What Injuries Qualify for Meniscectomy?

Situated in the knee joint between the thighbone and shinbone, the meniscus is a durable piece of cartilage that functions as a shock absorber and provides cushioning while distributing body weight. Each knee has two menisci:

  • Lateral – located on the outer edge
  • Medial – located closer to the inside 

Meniscus damage in the form of a tear can develop due to injuries (sports-related or otherwise) or degenerative conditions such as osteoarthritis. As we age, the meniscus is gradually worn down, and injuries can happen more frequently.

Notably, symptoms from degenerative tears that are more common with aging can improve and subside with time. Similarly, before considering surgical options, physicians recommend a conservative treatment approach that includes:

  • Rest, Ice, Compression, and Elevation (RICE)
  • Non-Steroidal Anti-Inflammatory medication like aspirin or ibuprofen
  • Immobilizing the knee in a brace
  • Physical therapy and activity modification
  • Steroid injections

Meniscus tears on the outer edge where the blood flow is higher (red zone) are more responsive to conservative treatment and have a better chance of healing on their own. Conversely, if a tear occurs closer to the meniscus interior where blood supply is decreased (white zone), meniscectomy is usually recommended to alleviate pain and improve mechanical symptoms like joint locking. 

To establish the necessary course of treatment, physicians review a patient's symptoms, medical history and perform a physical examination. They may also order MRI imaging or arthroscopically probe the joint to establish the type, shape, location, and extent of the damage

Diagnosing physicians always consider if meniscal tears can be repaired, as this usually has a better long-term outcome.
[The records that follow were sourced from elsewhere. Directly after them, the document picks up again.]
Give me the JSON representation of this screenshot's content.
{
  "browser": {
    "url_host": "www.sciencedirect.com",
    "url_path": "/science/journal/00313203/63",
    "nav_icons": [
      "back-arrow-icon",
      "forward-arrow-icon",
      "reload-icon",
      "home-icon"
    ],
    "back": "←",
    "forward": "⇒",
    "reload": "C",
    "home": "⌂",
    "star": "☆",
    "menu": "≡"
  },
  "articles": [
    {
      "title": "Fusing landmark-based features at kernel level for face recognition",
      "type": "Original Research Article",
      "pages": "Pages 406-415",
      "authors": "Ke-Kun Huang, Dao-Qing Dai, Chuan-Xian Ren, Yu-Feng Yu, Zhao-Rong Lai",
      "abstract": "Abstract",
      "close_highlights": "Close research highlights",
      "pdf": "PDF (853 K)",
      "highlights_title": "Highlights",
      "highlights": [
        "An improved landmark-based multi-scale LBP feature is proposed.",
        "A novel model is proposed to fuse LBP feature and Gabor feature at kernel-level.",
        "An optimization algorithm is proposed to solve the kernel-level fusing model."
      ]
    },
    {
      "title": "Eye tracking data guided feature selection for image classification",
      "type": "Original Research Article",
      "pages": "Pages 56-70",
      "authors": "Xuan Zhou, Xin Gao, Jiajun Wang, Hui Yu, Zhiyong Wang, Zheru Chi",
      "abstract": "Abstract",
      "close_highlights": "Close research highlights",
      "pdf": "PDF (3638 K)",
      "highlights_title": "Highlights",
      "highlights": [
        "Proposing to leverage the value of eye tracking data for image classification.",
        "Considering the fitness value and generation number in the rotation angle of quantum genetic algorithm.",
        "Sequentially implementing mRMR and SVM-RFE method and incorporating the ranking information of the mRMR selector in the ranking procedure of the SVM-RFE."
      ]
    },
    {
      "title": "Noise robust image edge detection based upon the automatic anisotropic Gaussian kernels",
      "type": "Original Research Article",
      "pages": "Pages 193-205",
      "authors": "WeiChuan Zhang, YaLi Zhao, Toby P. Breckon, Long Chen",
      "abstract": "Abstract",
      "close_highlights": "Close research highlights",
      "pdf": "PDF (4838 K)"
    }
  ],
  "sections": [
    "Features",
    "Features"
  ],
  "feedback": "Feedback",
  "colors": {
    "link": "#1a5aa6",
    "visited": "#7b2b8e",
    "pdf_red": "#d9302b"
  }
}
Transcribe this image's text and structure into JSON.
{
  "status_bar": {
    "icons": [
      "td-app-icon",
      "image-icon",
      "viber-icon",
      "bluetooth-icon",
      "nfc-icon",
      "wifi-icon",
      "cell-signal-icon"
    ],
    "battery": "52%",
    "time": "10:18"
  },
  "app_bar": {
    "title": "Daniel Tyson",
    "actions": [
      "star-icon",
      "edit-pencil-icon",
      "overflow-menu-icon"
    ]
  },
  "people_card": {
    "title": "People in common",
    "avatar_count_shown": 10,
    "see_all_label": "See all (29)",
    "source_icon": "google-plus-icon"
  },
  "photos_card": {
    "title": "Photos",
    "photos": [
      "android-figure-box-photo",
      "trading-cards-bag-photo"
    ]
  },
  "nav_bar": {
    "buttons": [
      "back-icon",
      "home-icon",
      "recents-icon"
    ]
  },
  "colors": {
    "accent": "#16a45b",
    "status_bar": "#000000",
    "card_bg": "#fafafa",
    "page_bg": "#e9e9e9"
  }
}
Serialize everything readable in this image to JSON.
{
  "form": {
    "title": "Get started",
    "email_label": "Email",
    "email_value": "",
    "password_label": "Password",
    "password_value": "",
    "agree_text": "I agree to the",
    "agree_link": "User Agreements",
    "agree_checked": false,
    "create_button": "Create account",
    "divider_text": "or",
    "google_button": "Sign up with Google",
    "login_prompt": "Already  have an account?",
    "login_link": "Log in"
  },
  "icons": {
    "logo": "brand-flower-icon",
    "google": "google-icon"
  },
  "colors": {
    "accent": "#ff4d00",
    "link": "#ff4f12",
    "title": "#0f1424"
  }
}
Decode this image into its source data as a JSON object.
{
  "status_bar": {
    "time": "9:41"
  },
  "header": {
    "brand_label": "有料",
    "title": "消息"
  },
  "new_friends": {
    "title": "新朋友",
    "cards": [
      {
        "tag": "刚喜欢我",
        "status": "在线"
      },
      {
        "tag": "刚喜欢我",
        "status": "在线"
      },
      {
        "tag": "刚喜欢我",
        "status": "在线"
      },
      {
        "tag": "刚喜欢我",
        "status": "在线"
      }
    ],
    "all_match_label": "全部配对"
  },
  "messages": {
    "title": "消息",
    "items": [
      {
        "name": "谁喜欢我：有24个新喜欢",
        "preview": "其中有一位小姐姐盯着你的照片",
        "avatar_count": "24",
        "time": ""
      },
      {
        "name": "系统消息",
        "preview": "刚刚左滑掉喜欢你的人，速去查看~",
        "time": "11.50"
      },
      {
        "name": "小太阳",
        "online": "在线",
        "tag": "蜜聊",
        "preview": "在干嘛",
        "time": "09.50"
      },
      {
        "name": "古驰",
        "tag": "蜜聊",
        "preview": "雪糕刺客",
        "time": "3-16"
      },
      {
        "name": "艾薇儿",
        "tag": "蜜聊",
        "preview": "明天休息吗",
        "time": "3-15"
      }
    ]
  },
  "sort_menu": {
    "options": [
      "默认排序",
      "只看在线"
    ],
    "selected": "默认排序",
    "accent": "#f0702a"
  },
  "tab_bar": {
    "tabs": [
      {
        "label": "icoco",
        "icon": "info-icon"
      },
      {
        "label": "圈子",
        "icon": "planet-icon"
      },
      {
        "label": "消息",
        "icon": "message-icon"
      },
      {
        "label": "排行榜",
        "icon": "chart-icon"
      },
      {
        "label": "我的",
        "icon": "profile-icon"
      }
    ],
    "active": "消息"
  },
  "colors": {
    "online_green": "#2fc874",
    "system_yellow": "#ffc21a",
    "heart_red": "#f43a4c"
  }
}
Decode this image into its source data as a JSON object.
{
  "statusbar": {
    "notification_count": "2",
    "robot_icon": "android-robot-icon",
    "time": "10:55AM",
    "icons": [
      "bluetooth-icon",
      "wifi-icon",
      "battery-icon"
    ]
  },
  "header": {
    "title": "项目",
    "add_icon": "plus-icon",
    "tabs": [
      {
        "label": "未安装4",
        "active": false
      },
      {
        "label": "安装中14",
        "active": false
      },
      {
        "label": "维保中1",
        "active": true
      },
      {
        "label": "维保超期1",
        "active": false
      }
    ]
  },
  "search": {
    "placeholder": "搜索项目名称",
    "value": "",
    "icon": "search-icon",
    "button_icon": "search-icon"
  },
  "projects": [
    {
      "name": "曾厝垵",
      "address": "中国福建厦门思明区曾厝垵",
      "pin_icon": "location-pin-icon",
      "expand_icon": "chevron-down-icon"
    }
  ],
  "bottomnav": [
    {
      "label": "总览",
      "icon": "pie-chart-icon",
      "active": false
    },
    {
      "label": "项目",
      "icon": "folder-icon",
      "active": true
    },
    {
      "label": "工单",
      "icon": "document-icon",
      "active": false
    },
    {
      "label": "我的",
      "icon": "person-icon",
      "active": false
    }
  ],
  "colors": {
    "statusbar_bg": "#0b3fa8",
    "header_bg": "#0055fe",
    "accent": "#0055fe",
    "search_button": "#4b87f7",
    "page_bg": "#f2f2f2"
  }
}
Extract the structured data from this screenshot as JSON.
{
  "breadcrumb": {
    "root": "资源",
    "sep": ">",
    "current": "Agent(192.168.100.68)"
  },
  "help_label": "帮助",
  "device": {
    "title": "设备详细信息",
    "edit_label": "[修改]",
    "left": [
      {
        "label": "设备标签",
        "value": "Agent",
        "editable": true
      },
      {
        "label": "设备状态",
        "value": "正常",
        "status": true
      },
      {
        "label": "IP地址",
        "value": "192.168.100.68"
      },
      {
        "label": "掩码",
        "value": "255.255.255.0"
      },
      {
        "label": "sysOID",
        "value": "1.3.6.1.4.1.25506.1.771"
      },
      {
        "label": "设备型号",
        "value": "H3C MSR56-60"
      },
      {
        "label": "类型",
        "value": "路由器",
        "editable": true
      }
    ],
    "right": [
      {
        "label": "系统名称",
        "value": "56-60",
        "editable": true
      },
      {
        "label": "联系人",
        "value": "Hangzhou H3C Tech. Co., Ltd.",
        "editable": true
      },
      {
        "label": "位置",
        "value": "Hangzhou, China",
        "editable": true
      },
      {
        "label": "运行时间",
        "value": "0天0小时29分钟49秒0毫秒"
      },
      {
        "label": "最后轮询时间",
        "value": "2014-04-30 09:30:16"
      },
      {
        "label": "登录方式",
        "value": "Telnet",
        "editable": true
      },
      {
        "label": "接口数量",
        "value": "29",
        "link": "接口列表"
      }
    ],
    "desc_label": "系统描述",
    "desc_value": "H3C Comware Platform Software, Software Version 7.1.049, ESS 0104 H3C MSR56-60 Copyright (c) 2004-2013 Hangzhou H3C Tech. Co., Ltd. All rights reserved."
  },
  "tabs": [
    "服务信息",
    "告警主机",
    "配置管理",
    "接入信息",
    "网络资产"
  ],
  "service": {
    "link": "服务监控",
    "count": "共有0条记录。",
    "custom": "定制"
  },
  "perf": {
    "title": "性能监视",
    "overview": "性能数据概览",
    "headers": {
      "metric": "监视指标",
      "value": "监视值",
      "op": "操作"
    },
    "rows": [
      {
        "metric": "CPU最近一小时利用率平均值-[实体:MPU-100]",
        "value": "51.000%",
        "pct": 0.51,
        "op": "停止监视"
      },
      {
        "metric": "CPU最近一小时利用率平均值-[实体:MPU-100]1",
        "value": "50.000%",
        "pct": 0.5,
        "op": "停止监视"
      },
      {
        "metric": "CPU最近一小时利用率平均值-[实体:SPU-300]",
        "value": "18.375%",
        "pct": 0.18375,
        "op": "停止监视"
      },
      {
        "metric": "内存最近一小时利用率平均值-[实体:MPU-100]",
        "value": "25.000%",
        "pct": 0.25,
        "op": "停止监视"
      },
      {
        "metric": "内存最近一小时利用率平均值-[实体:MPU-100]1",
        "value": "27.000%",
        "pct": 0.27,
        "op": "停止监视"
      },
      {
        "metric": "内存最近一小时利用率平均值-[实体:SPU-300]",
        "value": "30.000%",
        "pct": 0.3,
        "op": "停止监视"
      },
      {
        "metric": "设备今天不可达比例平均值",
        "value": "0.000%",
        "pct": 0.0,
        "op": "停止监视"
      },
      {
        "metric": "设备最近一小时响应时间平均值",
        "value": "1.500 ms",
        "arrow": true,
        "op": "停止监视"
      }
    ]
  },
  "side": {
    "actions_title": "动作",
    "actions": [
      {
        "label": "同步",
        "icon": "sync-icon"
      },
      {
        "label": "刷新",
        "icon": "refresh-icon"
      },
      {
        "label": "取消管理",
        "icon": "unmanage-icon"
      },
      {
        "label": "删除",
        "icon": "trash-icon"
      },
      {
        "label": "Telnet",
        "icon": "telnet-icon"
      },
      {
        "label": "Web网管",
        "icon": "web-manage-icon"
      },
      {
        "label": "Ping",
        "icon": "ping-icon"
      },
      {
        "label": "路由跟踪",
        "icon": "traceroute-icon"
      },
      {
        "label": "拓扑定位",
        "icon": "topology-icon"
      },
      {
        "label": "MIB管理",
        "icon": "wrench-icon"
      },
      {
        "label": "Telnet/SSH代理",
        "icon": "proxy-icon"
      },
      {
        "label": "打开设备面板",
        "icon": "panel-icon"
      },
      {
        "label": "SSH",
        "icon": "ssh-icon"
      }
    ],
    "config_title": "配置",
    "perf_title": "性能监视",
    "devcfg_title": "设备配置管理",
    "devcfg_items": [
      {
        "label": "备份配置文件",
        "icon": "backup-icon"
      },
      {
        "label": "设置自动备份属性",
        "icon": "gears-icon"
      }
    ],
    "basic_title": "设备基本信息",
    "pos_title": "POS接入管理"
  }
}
If repairing the tear is not feasible, possible treatment options include:

  • Partial meniscectomy – removing torn cartilage tissue
  • Total meniscectomy – completely removing the damaged meniscus